Similarly, Ma Kamakhya Shaktipeeth in Assam is well-known for celebrating menstruation with full fervour. Here Ma Kamakhya is worshipped as an unanthropomorphic form of a stone shaped like a ‘yoni’ and fed by a perennial stream.
Marriages-Women’s choices were fully respected
The wedding day has been considered as one of the most divine days in someone’s life, including women. In Hinduism, a woman’s choice is well taken care of by both families. Both love marriages and arrange marriages are accepted events in our past.
Brahma marriage is the most celebrated one. In this type of marriage, the father searches for a suitable groom for her daughter. After getting acceptance from the daughter and family, he passes on the proposal of marriage to the groom’s family. During a major section of our history, women were able to choose a suitable groom during their swayamvar.
Similarly, Gandharva marriage is the name reserved for loving couples. It is akin to modern-day live-in relationships, but with the approval of society and family.
Feminists always point towards the role of Hindu women confined to four walls of the house and term it as suppression. They pose questions like “Why do you expect women to be good wives or Good mothers”? One simple answer is that women are makers of civilisation. Good children create a good society and good children are created through good mothers. When children are born, they are kind of dictators for the first 5-6 years of their lives. You have to agree with almost every demand posed by them.

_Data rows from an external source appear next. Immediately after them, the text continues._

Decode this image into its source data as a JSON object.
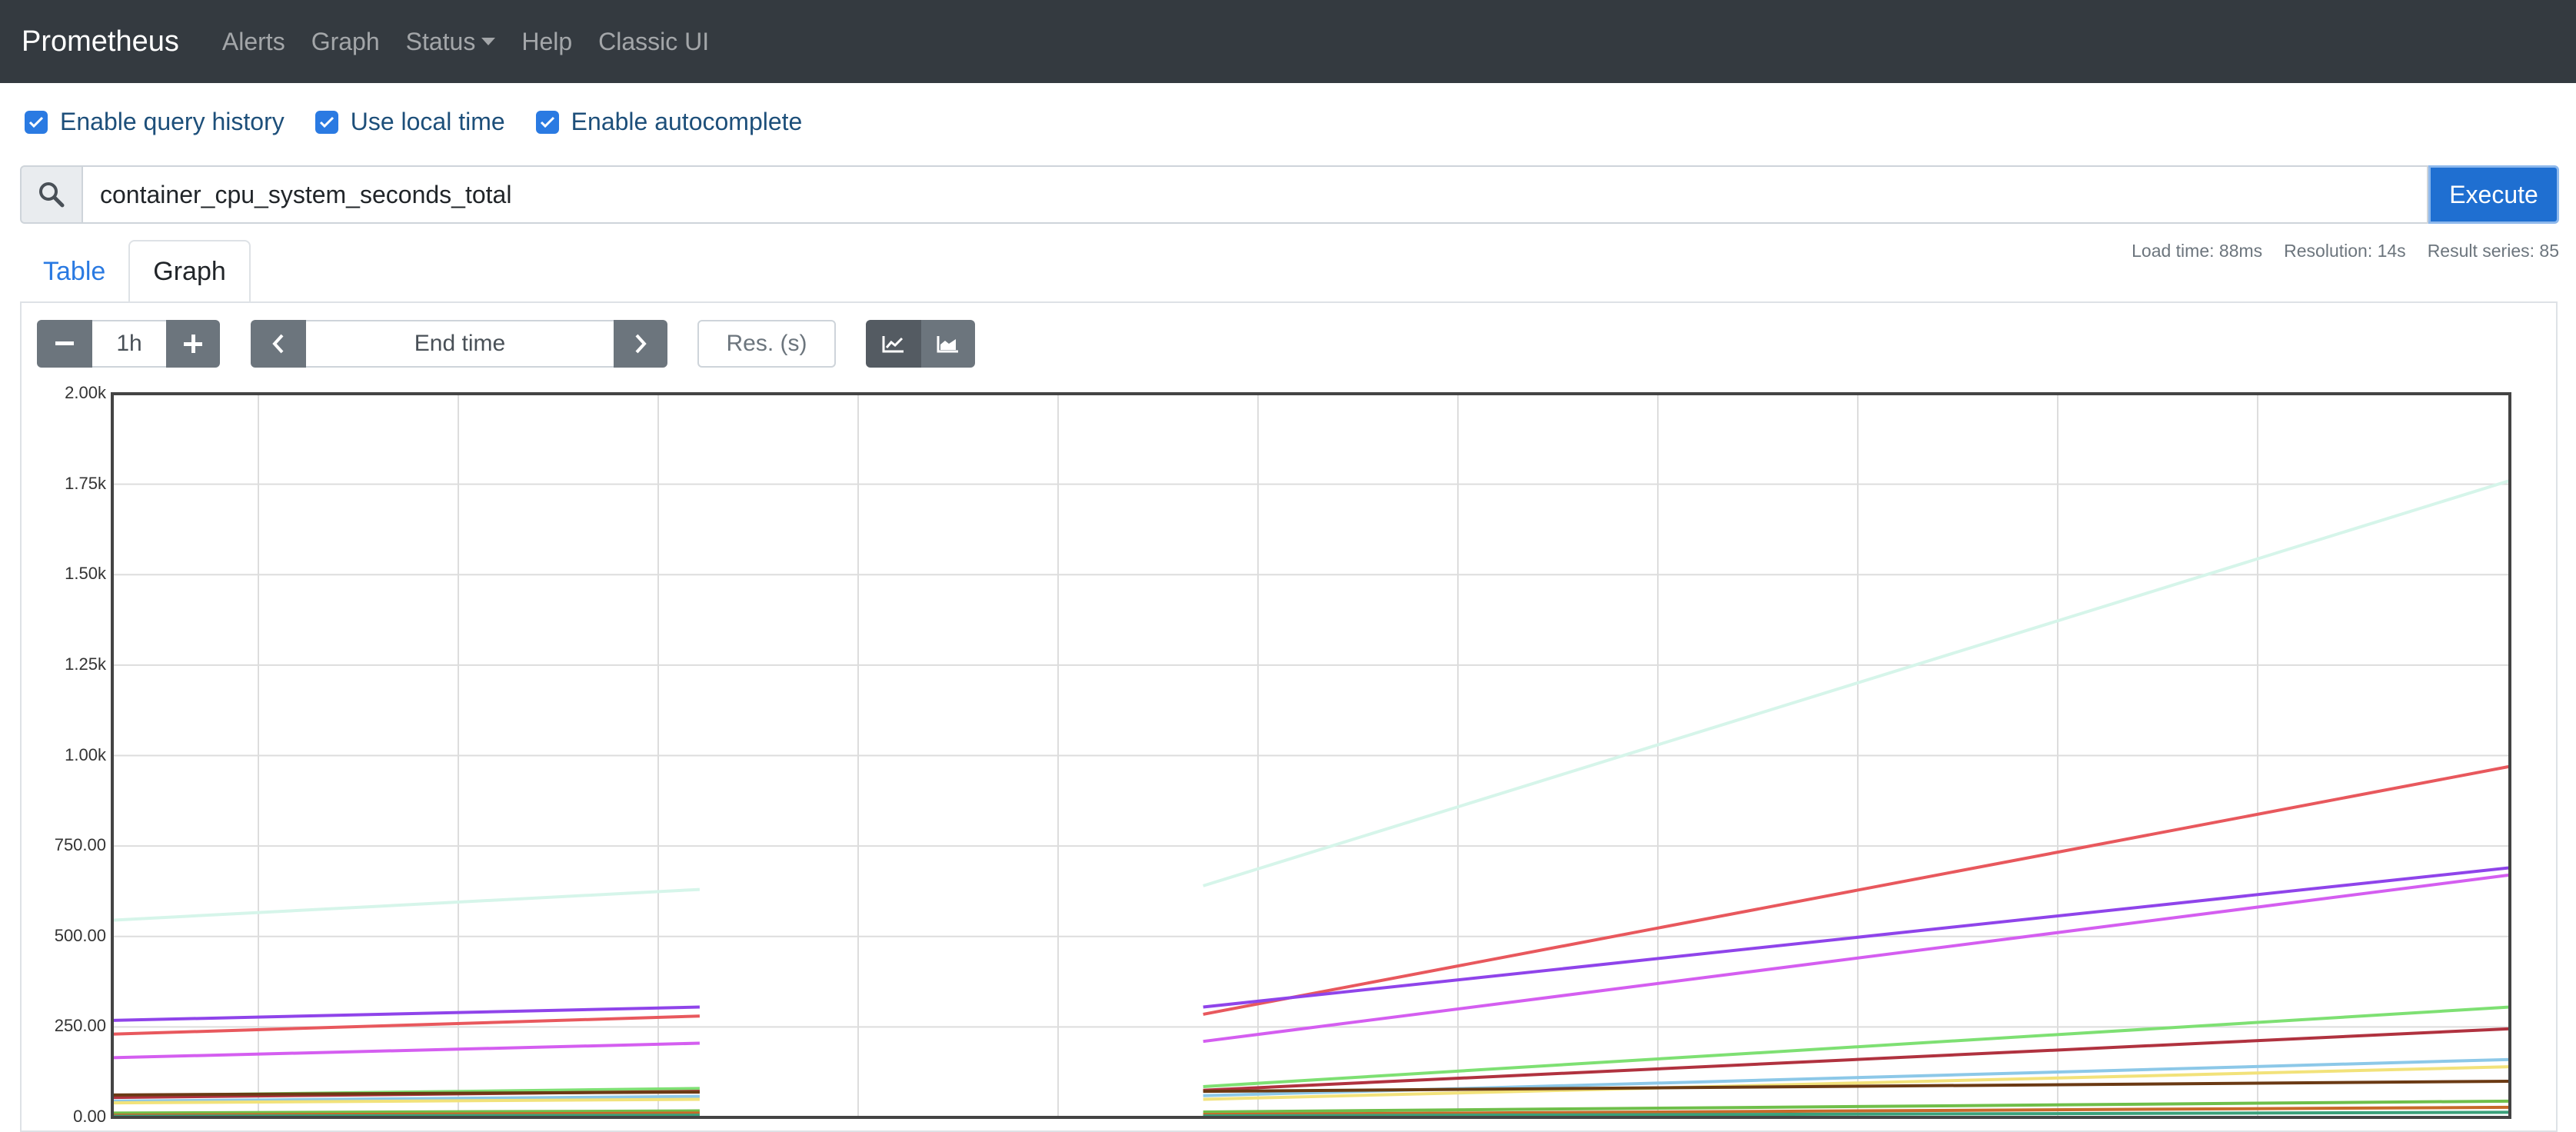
{
  "nav": {
    "brand": "Prometheus",
    "links": [
      "Alerts",
      "Graph",
      "Status",
      "Help",
      "Classic UI"
    ]
  },
  "options": [
    {
      "label": "Enable query history",
      "checked": true
    },
    {
      "label": "Use local time",
      "checked": true
    },
    {
      "label": "Enable autocomplete",
      "checked": true
    }
  ],
  "query": {
    "value": "container_cpu_system_seconds_total",
    "execute_label": "Execute"
  },
  "tabs": [
    {
      "label": "Table",
      "active": false
    },
    {
      "label": "Graph",
      "active": true
    }
  ],
  "stats": {
    "load_time": "Load time: 88ms",
    "resolution": "Resolution: 14s",
    "result_series": "Result series: 85"
  },
  "graph_controls": {
    "range": "1h",
    "end_time_placeholder": "End time",
    "resolution_placeholder": "Res. (s)"
  },
  "chart_data": {
    "type": "line",
    "ylim": [
      0,
      2000
    ],
    "y_ticks": [
      0,
      250,
      500,
      750,
      1000,
      1250,
      1500,
      1750,
      2000
    ],
    "y_tick_labels": [
      "0.00",
      "250.00",
      "500.00",
      "750.00",
      "1.00k",
      "1.25k",
      "1.50k",
      "1.75k",
      "2.00k"
    ],
    "x_range": [
      0,
      1
    ],
    "gap": [
      0.245,
      0.455
    ],
    "grid": true,
    "series": [
      {
        "color": "#d6f5ea",
        "seg1": [
          545,
          630
        ],
        "seg2": [
          640,
          1760
        ]
      },
      {
        "color": "#e8585d",
        "seg1": [
          230,
          280
        ],
        "seg2": [
          285,
          970
        ]
      },
      {
        "color": "#8f44ea",
        "seg1": [
          268,
          305
        ],
        "seg2": [
          305,
          690
        ]
      },
      {
        "color": "#d45ef0",
        "seg1": [
          165,
          205
        ],
        "seg2": [
          210,
          670
        ]
      },
      {
        "color": "#7ee073",
        "seg1": [
          60,
          80
        ],
        "seg2": [
          85,
          305
        ]
      },
      {
        "color": "#b0323f",
        "seg1": [
          55,
          72
        ],
        "seg2": [
          75,
          245
        ]
      },
      {
        "color": "#8cc8e8",
        "seg1": [
          45,
          58
        ],
        "seg2": [
          60,
          160
        ]
      },
      {
        "color": "#f2e27a",
        "seg1": [
          40,
          50
        ],
        "seg2": [
          50,
          140
        ]
      },
      {
        "color": "#6b3a14",
        "seg1": [
          62,
          70
        ],
        "seg2": [
          72,
          100
        ]
      },
      {
        "color": "#6fbf4a",
        "seg1": [
          12,
          18
        ],
        "seg2": [
          15,
          45
        ]
      },
      {
        "color": "#c76a2a",
        "seg1": [
          6,
          12
        ],
        "seg2": [
          8,
          28
        ]
      },
      {
        "color": "#3aa07a",
        "seg1": [
          3,
          6
        ],
        "seg2": [
          4,
          14
        ]
      }
    ]
  }
}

Scientific evidence also confirms that on average, women are more agreeable than men; which makes most men unsuited for this job. However, it does not mean that women cannot play other roles. We have seen our mothers handling both her job and us.
Property Rights to women
A female child was never considered different from her male sibling.
Rigveda 3.31.2 says that if parents have both son and daughter, then after the father’s death, a son will be performing pindadaan and the daughter will be enriched with gifts.
Rigveda 2.17.7also preaches the same principle.
Maharshi Manu had also advocated for an equal share of son and daughter in the family’s property.
In Manusmriti 9/130, he writes, “The son is as one’s own self, and the daughter is equal to the son; hence so long as she is there in her own real character, how can anyone else take his property”.
Manusmriti 9/131, 9/192 and 9/193 also make it mandatory for women to have the same property rights as men.
It is well said that if you don’t read your own history, you will fall victim to the destroyers of your civilisation. To know about the history of half of your population becomes more crucial when they are being bombarded with illogical concepts of the feminine from the west and Islamism.
Women’s role in the Sanatan civilisation can be summed in one line. In Sanatan civilisation, women from a larger perspective had the roles of Queens, Mothers, Teachers, Preachers, warriors, and Ministers. But they were not coerced into performing a specific role.